Yet The Big Secret is also the extraordinary story of a Very Big Lie. During the election campaign of 1981 Mr Mitterrand undertook to publish regular bulletins on his own health. This was a proof of "transparency", in contrast to the days of Georges Pompidou, who died in office of cancer in 1974 after repeatedly denying he had anything worse than a cold.

Mr Mitterrand reacted to his illness, Dr Gubler says, by declaring it "a state secret". For 11 years the bulletins were published, but instead of starting "The President's prostate cancer...." they discussed minor ailments and concluded blithely that he was in good health.

It did not stop there. As Dr Gubler put it: "The reign of the generalised lie began." Mr Mitterrand needed daily medical treatment. Abroad, he got it secretly in the dead of night wherever he was staying. In communist eastern Europe the treatment was given in silence for fear of listening devices.

Every needle and bottle was locked in a special suitcase and taken home in diplomatic baggage for destruction.

The cancer responded to the treatment and Mr Mitterrand came to believe, according to Dr Gubler, that he had been cured.

Thus he did not consult the doctor before standing for the presidency again in 1988 nor, as far as Dr Gubler was aware, seek any other medical advice. A man of 71 with known prostate cancer, living on borrowed time, decided he was fit to lead France for seven more years.

He won his gamble and lived to finish his second term last year, the century's longest serving French president. But, as Liberation newspaper pointed out, the French people were also involved in the bet, only without knowing it.

By 1992 the cancer was advancing again. Two operations, chemotherapy and radiotherapy followed over two years.

By now there was no hiding the illness. Mr Mitterrand acknowledged on television that he had cancer but insisted he would be well enough to finish his term.

This, according to Dr Gubler, was the last lie. He claims, though others have vigorously denied it since, that for his last six months as President, Francois Mitterrand was incapable of discharging the functions of his office.

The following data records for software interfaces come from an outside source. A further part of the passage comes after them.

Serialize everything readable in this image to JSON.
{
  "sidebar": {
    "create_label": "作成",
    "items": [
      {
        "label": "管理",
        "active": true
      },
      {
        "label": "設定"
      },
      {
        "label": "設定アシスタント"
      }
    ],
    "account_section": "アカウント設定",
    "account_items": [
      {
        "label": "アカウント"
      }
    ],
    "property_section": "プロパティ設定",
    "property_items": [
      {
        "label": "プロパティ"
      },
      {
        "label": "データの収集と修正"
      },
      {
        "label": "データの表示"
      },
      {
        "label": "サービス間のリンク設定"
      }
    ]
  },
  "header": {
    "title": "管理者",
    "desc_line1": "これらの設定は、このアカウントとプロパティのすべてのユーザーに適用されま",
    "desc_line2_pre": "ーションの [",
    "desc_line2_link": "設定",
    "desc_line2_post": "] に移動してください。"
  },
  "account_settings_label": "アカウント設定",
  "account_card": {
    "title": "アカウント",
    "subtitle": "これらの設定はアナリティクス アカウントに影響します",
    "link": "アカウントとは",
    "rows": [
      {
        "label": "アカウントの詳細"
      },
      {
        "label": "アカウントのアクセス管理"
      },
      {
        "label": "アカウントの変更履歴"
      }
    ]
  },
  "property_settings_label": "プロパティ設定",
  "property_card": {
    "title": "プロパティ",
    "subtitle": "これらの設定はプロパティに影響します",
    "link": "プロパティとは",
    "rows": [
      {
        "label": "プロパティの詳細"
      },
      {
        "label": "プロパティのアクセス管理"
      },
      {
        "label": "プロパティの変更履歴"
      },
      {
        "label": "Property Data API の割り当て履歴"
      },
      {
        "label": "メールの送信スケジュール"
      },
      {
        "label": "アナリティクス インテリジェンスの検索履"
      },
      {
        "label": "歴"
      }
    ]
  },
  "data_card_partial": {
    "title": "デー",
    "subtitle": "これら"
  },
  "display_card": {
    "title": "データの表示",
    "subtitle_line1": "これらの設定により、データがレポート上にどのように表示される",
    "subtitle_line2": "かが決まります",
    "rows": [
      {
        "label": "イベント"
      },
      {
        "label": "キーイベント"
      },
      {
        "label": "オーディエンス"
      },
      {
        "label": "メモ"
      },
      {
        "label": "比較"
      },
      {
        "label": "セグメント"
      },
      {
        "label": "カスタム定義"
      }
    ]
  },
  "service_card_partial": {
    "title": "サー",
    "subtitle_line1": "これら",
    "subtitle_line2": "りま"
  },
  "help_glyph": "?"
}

The book portrays a leader who spent all day in bed. "He arrived at the Elysee at 9.30am and went straight back to bed until lunchtime... He did not work because he was interested in nothing besides his illness."

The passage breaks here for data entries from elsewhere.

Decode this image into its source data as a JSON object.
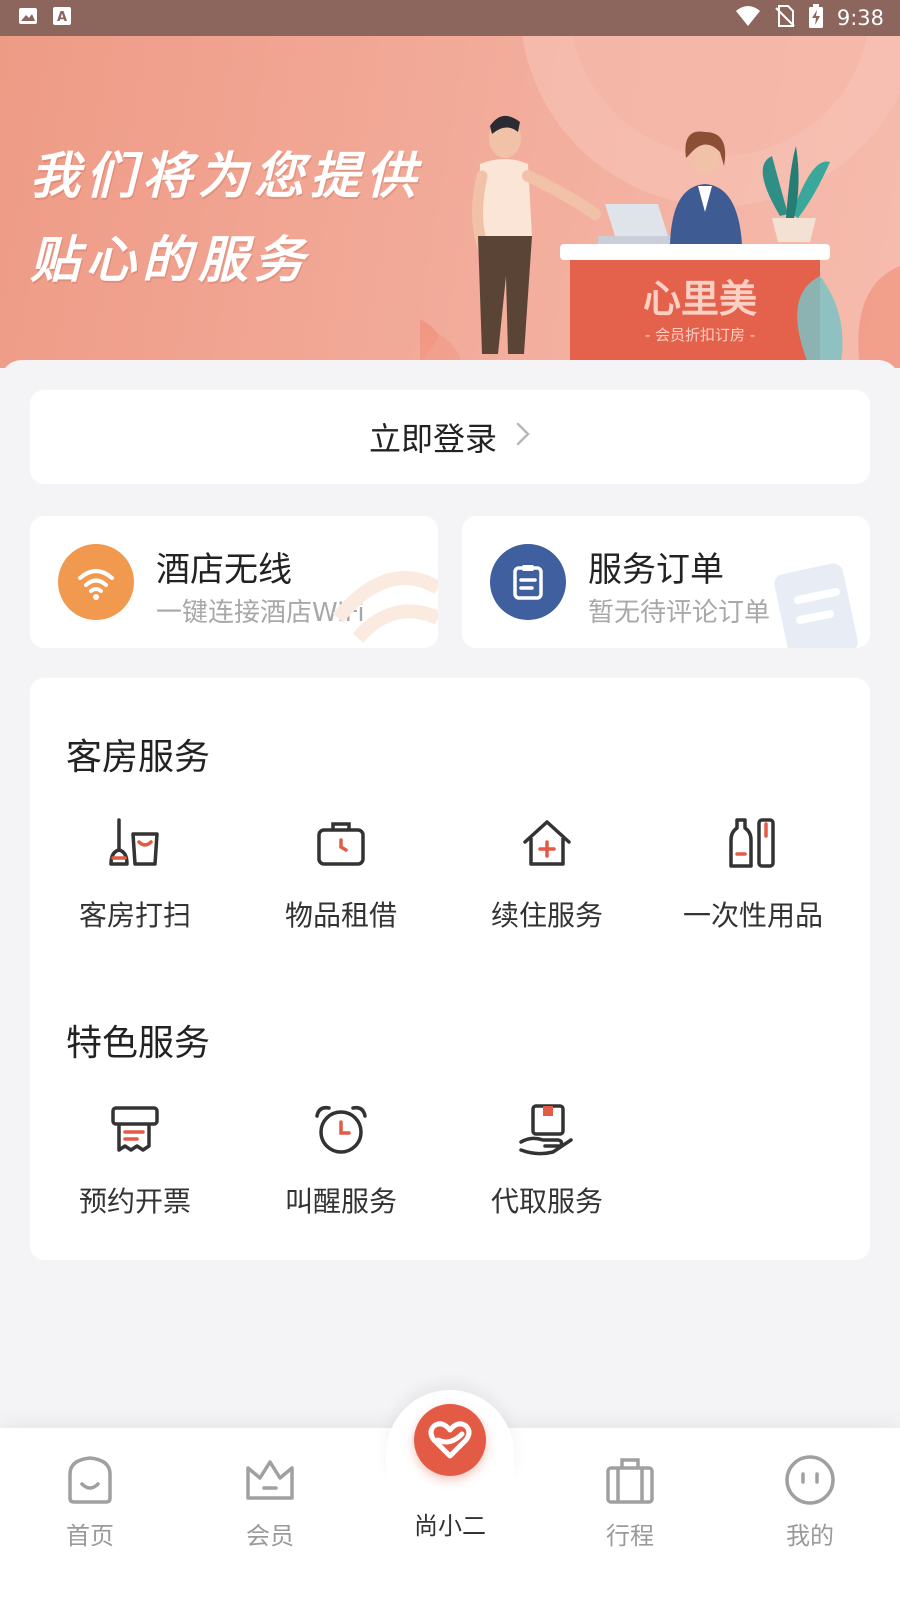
{
  "status_bar": {
    "time": "9:38",
    "left_icons": [
      "gallery-icon",
      "keyboard-a-icon"
    ],
    "right_icons": [
      "wifi-icon",
      "no-sim-icon",
      "battery-charging-icon"
    ]
  },
  "banner": {
    "line1": "我们将为您提供",
    "line2": "贴心的服务",
    "desk_brand": "心里美",
    "desk_slogan": "- 会员折扣订房 -"
  },
  "login": {
    "label": "立即登录"
  },
  "quick_cards": [
    {
      "title": "酒店无线",
      "subtitle": "一键连接酒店WiFi",
      "icon": "wifi-icon",
      "color": "#f0994f"
    },
    {
      "title": "服务订单",
      "subtitle": "暂无待评论订单",
      "icon": "clipboard-icon",
      "color": "#3f5f9e"
    }
  ],
  "room_services": {
    "title": "客房服务",
    "items": [
      {
        "label": "客房打扫",
        "icon": "cleaning-icon"
      },
      {
        "label": "物品租借",
        "icon": "suitcase-icon"
      },
      {
        "label": "续住服务",
        "icon": "house-plus-icon"
      },
      {
        "label": "一次性用品",
        "icon": "toiletries-icon"
      }
    ]
  },
  "special_services": {
    "title": "特色服务",
    "items": [
      {
        "label": "预约开票",
        "icon": "receipt-printer-icon"
      },
      {
        "label": "叫醒服务",
        "icon": "alarm-clock-icon"
      },
      {
        "label": "代取服务",
        "icon": "hand-package-icon"
      }
    ]
  },
  "bottom_nav": {
    "items": [
      {
        "label": "首页",
        "icon": "home-icon"
      },
      {
        "label": "会员",
        "icon": "crown-icon"
      },
      {
        "label": "尚小二",
        "icon": "heart-badge-icon",
        "active": true
      },
      {
        "label": "行程",
        "icon": "luggage-icon"
      },
      {
        "label": "我的",
        "icon": "smiley-icon"
      }
    ]
  },
  "colors": {
    "accent": "#e35a45",
    "banner": "#f2a997",
    "background": "#f4f4f6"
  }
}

During this time, Dr Gubler says, the then Prime Minister, Edouard Balladur, was happy to proceed as if nothing was amiss. "The absence of the President served his interests."